— WORK INSTRUCTION —
Go line by line through the entries below and count those containing the string "date"; give only the count.

[Dataset rows describing interfaces]
=== Section Start ===

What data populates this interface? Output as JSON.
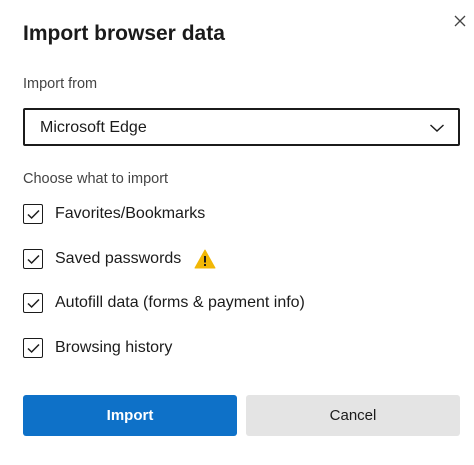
{
  "dialog": {
    "title": "Import browser data",
    "close_icon": "close-icon",
    "import_from": {
      "label": "Import from",
      "selected": "Microsoft Edge",
      "icon": "chevron-down-icon"
    },
    "choose_label": "Choose what to import",
    "options": [
      {
        "label": "Favorites/Bookmarks",
        "checked": true
      },
      {
        "label": "Saved passwords",
        "checked": true,
        "warning_icon": "warning-icon",
        "warning_color": "#f2b705"
      },
      {
        "label": "Autofill data (forms & payment info)",
        "checked": true
      },
      {
        "label": "Browsing history",
        "checked": true
      }
    ],
    "buttons": {
      "import_label": "Import",
      "cancel_label": "Cancel"
    }
  },
  "colors": {
    "primary": "#0e71c8",
    "secondary_bg": "#e4e4e4",
    "text": "#1b1b1b"
  }
}
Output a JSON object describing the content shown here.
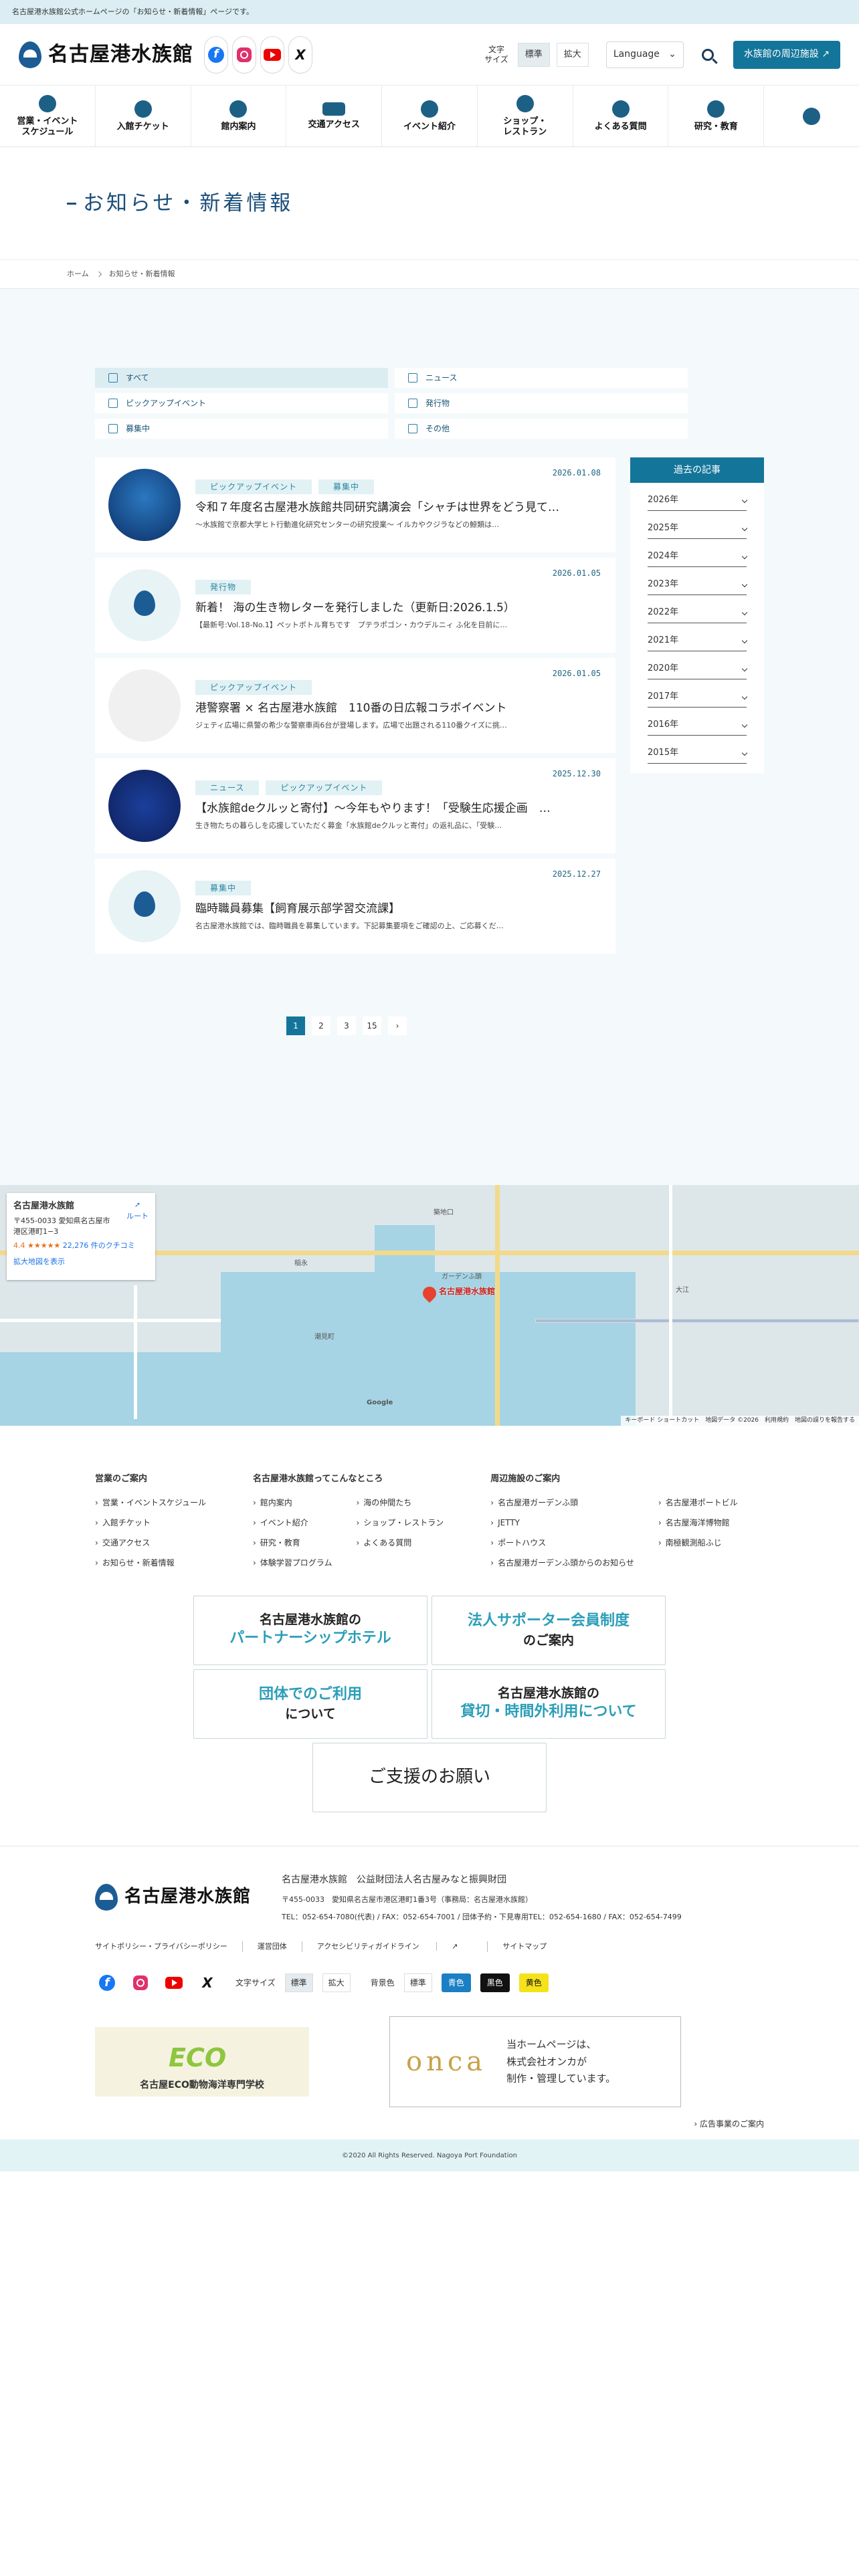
{
  "topbar": {
    "text": "名古屋港水族館公式ホームページの「お知らせ・新着情報」ページです。"
  },
  "header": {
    "logo_text": "名古屋港水族館",
    "font_size_label": "文字\nサイズ",
    "font_size_options": [
      "標準",
      "拡大"
    ],
    "language_label": "Language",
    "nearby_button": "水族館の周辺施設"
  },
  "gnav": [
    {
      "label": "営業・イベント\nスケジュール",
      "icon": "clock-icon"
    },
    {
      "label": "入館チケット",
      "icon": "ticket-icon"
    },
    {
      "label": "館内案内",
      "icon": "map-search-icon"
    },
    {
      "label": "交通アクセス",
      "icon": "bus-icon"
    },
    {
      "label": "イベント紹介",
      "icon": "flag-icon"
    },
    {
      "label": "ショップ・\nレストラン",
      "icon": "shop-icon"
    },
    {
      "label": "よくある質問",
      "icon": "question-icon"
    },
    {
      "label": "研究・教育",
      "icon": "lightbulb-icon"
    },
    {
      "label": "",
      "icon": "gear-icon"
    }
  ],
  "page": {
    "title": "お知らせ・新着情報"
  },
  "breadcrumb": [
    "ホーム",
    "お知らせ・新着情報"
  ],
  "filters": [
    {
      "label": "すべて",
      "icon": "grid-icon"
    },
    {
      "label": "ニュース",
      "icon": "document-icon"
    },
    {
      "label": "ピックアップイベント",
      "icon": "calendar-icon"
    },
    {
      "label": "発行物",
      "icon": "book-icon"
    },
    {
      "label": "募集中",
      "icon": "megaphone-icon"
    },
    {
      "label": "その他",
      "icon": "info-icon"
    }
  ],
  "news": [
    {
      "date": "2026.01.08",
      "tags": [
        "ピックアップイベント",
        "募集中"
      ],
      "title": "令和７年度名古屋港水族館共同研究講演会「シャチは世界をどう見て…",
      "excerpt": "～水族館で京都大学ヒト行動進化研究センターの研究授業～ イルカやクジラなどの鯨類は…"
    },
    {
      "date": "2026.01.05",
      "tags": [
        "発行物"
      ],
      "title": "新着！ 海の生き物レターを発行しました（更新日:2026.1.5）",
      "excerpt": "【最新号:Vol.18-No.1】ペットボトル育ちです　プテラポゴン・カウデルニィ ふ化を目前に…"
    },
    {
      "date": "2026.01.05",
      "tags": [
        "ピックアップイベント"
      ],
      "title": "港警察署 × 名古屋港水族館　110番の日広報コラボイベント",
      "excerpt": "ジェティ広場に県警の希少な警察車両6台が登場します。広場で出題される110番クイズに挑…"
    },
    {
      "date": "2025.12.30",
      "tags": [
        "ニュース",
        "ピックアップイベント"
      ],
      "title": "【水族館deクルッと寄付】～今年もやります！「受験生応援企画　…",
      "excerpt": "生き物たちの暮らしを応援していただく募金「水族館deクルッと寄付」の返礼品に、「受験…"
    },
    {
      "date": "2025.12.27",
      "tags": [
        "募集中"
      ],
      "title": "臨時職員募集【飼育展示部学習交流課】",
      "excerpt": "名古屋港水族館では、臨時職員を募集しています。下記募集要項をご確認の上、ご応募くだ…"
    }
  ],
  "archive": {
    "title": "過去の記事",
    "years": [
      "2026年",
      "2025年",
      "2024年",
      "2023年",
      "2022年",
      "2021年",
      "2020年",
      "2017年",
      "2016年",
      "2015年"
    ]
  },
  "pager": [
    "1",
    "2",
    "3",
    "15",
    "›"
  ],
  "map": {
    "place_name": "名古屋港水族館",
    "address": "〒455-0033 愛知県名古屋市港区港町1−3",
    "rating": "4.4 ★★★★★",
    "reviews": "22,276 件のクチコミ",
    "route_label": "ルート",
    "enlarge_link": "拡大地図を表示",
    "pin_label": "名古屋港水族館",
    "attribution": "キーボード ショートカット　地図データ ©2026　利用規約　地図の誤りを報告する",
    "google": "Google",
    "labels": [
      "築地口",
      "ガーデンふ頭",
      "大江",
      "稲永",
      "潮見町"
    ]
  },
  "footer": {
    "cols": [
      {
        "title": "営業のご案内",
        "items": [
          "営業・イベントスケジュール",
          "入館チケット",
          "交通アクセス",
          "お知らせ・新着情報"
        ]
      },
      {
        "title": "名古屋港水族館ってこんなところ",
        "items": [
          "館内案内",
          "海の仲間たち",
          "イベント紹介",
          "ショップ・レストラン",
          "研究・教育",
          "よくある質問",
          "体験学習プログラム"
        ]
      },
      {
        "title": "周辺施設のご案内",
        "items": [
          "名古屋港ガーデンふ頭",
          "名古屋港ポートビル",
          "JETTY",
          "名古屋海洋博物館",
          "ポートハウス",
          "南極観測船ふじ",
          "名古屋港ガーデンふ頭からのお知らせ"
        ]
      }
    ],
    "banners": [
      {
        "top": "名古屋港水族館の",
        "main": "パートナーシップホテル"
      },
      {
        "top": "法人サポーター会員制度",
        "main": "のご案内"
      },
      {
        "top": "団体でのご利用",
        "main": "について"
      },
      {
        "top": "名古屋港水族館の",
        "main": "貸切・時間外利用について"
      },
      {
        "top": "",
        "main": "ご支援のお願い"
      }
    ],
    "org": "名古屋港水族館　公益財団法人名古屋みなと振興財団",
    "address": "〒455-0033　愛知県名古屋市港区港町1番3号（事務局：名古屋港水族館）",
    "tel": "TEL：052-654-7080(代表) / FAX：052-654-7001 / 団体予約・下見専用TEL：052-654-1680 / FAX：052-654-7499",
    "links": [
      "サイトポリシー・プライバシーポリシー",
      "運営団体",
      "アクセシビリティガイドライン",
      "サイトマップ"
    ],
    "font_size_label": "文字サイズ",
    "font_options": [
      "標準",
      "拡大"
    ],
    "bg_label": "背景色",
    "bg_options": [
      "標準",
      "青色",
      "黒色",
      "黄色"
    ],
    "eco_ad": "名古屋ECO動物海洋専門学校",
    "eco_word": "ECO",
    "onca_logo": "onca",
    "onca_text": "当ホームページは、\n株式会社オンカが\n制作・管理しています。",
    "ad_guide": "広告事業のご案内",
    "copyright": "©2020 All Rights Reserved. Nagoya Port Foundation"
  },
  "colors": {
    "brand": "#14759a",
    "navy": "#1a4f7a",
    "tag_bg": "#e1f1f4"
  }
}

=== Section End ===

— SOLUTION TO THE EXERCISE —
5